Real-Time Updates: Ensure that incident updates are added in real-time to reflect the most current information.

Incident History: Maintain a visible incident history or log so users can review past incidents and resolutions.

Incident Response Guidelines

Defined Roles and Responsibilities: Clearly define the roles and responsibilities of team members involved in incident response. This includes incident commanders, communicators, and technical responders.

Incident Severity Levels: Establish a clear and consistent system for categorizing incident severity levels. This helps prioritize response efforts. The levels provided by Testkube are: critical, major, minor, low, and info.

Communication Plan: Develop a communication plan that outlines how and when to communicate with stakeholders during incidents. Ensure that communication is timely, transparent, and accurate.

Escalation Procedures: Define procedures for escalating incidents when they cannot be resolved at lower levels. Identify when and how to involve senior management or additional resources.

Post-Incident Reviews: Conduct post-incident reviews (post-mortems) after each incident to analyze what went well and what could be improved. Use these reviews to update incident response procedures.

Regular Maintenance

Scheduled Updates: Regularly update the status page, even during periods of normal operation.
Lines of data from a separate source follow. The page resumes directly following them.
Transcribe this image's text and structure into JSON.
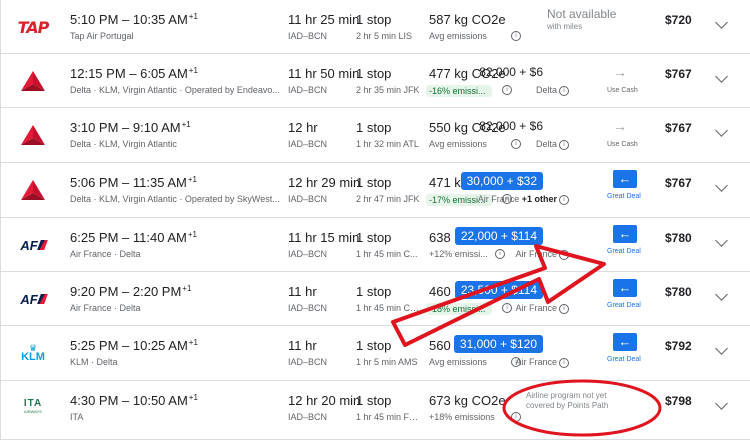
{
  "flights": [
    {
      "logo": "tap-air-portugal-logo",
      "times": "5:10 PM – 10:35 AM",
      "plus": "+1",
      "airline": "Tap Air Portugal",
      "duration": "11 hr 25 min",
      "route": "IAD–BCN",
      "stops": "1 stop",
      "stop_detail": "2 hr 5 min LIS",
      "co2": "587 kg CO2e",
      "emissions": "Avg emissions",
      "emissions_green": false,
      "miles": "",
      "program": "",
      "action": "not-available",
      "not_available": "Not available",
      "with_miles": "with miles",
      "price": "$720"
    },
    {
      "logo": "delta-logo",
      "times": "12:15 PM – 6:05 AM",
      "plus": "+1",
      "airline": "Delta · KLM, Virgin Atlantic · Operated by Endeavo...",
      "duration": "11 hr 50 min",
      "route": "IAD–BCN",
      "stops": "1 stop",
      "stop_detail": "2 hr 35 min JFK",
      "co2": "477 kg CO2e",
      "emissions": "-16% emissi...",
      "emissions_green": true,
      "miles": "82,000 + $6",
      "program": "Delta",
      "action": "use-cash",
      "action_label": "Use Cash",
      "price": "$767"
    },
    {
      "logo": "delta-logo",
      "times": "3:10 PM – 9:10 AM",
      "plus": "+1",
      "airline": "Delta · KLM, Virgin Atlantic",
      "duration": "12 hr",
      "route": "IAD–BCN",
      "stops": "1 stop",
      "stop_detail": "1 hr 32 min ATL",
      "co2": "550 kg CO2e",
      "emissions": "Avg emissions",
      "emissions_green": false,
      "miles": "82,000 + $6",
      "program": "Delta",
      "action": "use-cash",
      "action_label": "Use Cash",
      "price": "$767"
    },
    {
      "logo": "delta-logo",
      "times": "5:06 PM – 11:35 AM",
      "plus": "+1",
      "airline": "Delta · KLM, Virgin Atlantic · Operated by SkyWest...",
      "duration": "12 hr 29 min",
      "route": "IAD–BCN",
      "stops": "1 stop",
      "stop_detail": "2 hr 47 min JFK",
      "co2": "471 kg CO2e",
      "emissions": "-17% emissi...",
      "emissions_green": true,
      "miles": "30,000 + $32",
      "miles_badge": true,
      "program": "Air France",
      "program_extra": "+1 other",
      "action": "great-deal",
      "action_label": "Great Deal",
      "price": "$767"
    },
    {
      "logo": "air-france-logo",
      "times": "6:25 PM – 11:40 AM",
      "plus": "+1",
      "airline": "Air France · Delta",
      "duration": "11 hr 15 min",
      "route": "IAD–BCN",
      "stops": "1 stop",
      "stop_detail": "1 hr 45 min C...",
      "co2": "638 kg CO2e",
      "emissions": "+12% emissi...",
      "emissions_green": false,
      "miles": "22,000 + $114",
      "miles_badge": true,
      "program": "Air France",
      "action": "great-deal",
      "action_label": "Great Deal",
      "price": "$780"
    },
    {
      "logo": "air-france-logo",
      "times": "9:20 PM – 2:20 PM",
      "plus": "+1",
      "airline": "Air France · Delta",
      "duration": "11 hr",
      "route": "IAD–BCN",
      "stops": "1 stop",
      "stop_detail": "1 hr 45 min CD...",
      "co2": "460 kg CO2e",
      "emissions": "-18% emissi...",
      "emissions_green": true,
      "miles": "23,500 + $114",
      "miles_badge": true,
      "program": "Air France",
      "action": "great-deal",
      "action_label": "Great Deal",
      "price": "$780"
    },
    {
      "logo": "klm-logo",
      "times": "5:25 PM – 10:25 AM",
      "plus": "+1",
      "airline": "KLM · Delta",
      "duration": "11 hr",
      "route": "IAD–BCN",
      "stops": "1 stop",
      "stop_detail": "1 hr 5 min AMS",
      "co2": "560 kg CO2e",
      "emissions": "Avg emissions",
      "emissions_green": false,
      "miles": "31,000 + $120",
      "miles_badge": true,
      "program": "Air France",
      "action": "great-deal",
      "action_label": "Great Deal",
      "price": "$792"
    },
    {
      "logo": "ita-airways-logo",
      "times": "4:30 PM – 10:50 AM",
      "plus": "+1",
      "airline": "ITA",
      "duration": "12 hr 20 min",
      "route": "IAD–BCN",
      "stops": "1 stop",
      "stop_detail": "1 hr 45 min FCO",
      "co2": "673 kg CO2e",
      "emissions": "+18% emissions",
      "emissions_green": false,
      "miles": "",
      "program": "",
      "action": "not-supported",
      "note_line1": "Airline program not yet",
      "note_line2": "covered by Points Path",
      "price": "$798"
    }
  ],
  "logos": {
    "tap": "TAP",
    "af": "AF",
    "klm": "KLM",
    "ita": "ITA",
    "ita_sub": "AIRWAYS"
  },
  "colors": {
    "accent": "#1a73e8",
    "annotation": "#e0141e",
    "green_bg": "#e6f4ea",
    "green_text": "#137333",
    "delta_red": "#c8102e"
  }
}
This demonstrates that the page is actively maintained and reliable.

Test Alerting: Periodically test your alerting and incident response mechanisms to ensure they are functioning correctly.

Documentation Updates: Keep documentation related to your status pages up-to-date, including service descriptions, contact information, and incident response procedures.

Training: Ensure that team members involved in incident response are adequately trained and up-to-date with best practices.

User Engagement

Stakeholder Awareness: Promote awareness of the status page among your stakeholders, including both internal teams and external users.

Feedback Loop: Encourage your users to provide feedback on the status page's usefulness and clarity. Use this feedback to make improvements.

Custom Slugs Configuration

Custom Slugs: If applicable, configure custom slugs for your status pages to match your brand and make them more accessible to users.

These best practices will help you maximize the effectiveness of Testkube Status Pages, ensuring that it serves as a valuable communication tool for both technical and non-technical stakeholders. By following these guidelines, you can maintain transparency, respond efficiently to incidents, and provide a reliable source of information about the status of your software projects.

If you have any questions or need assistance, our team is ready to assist you in our Slack Channel.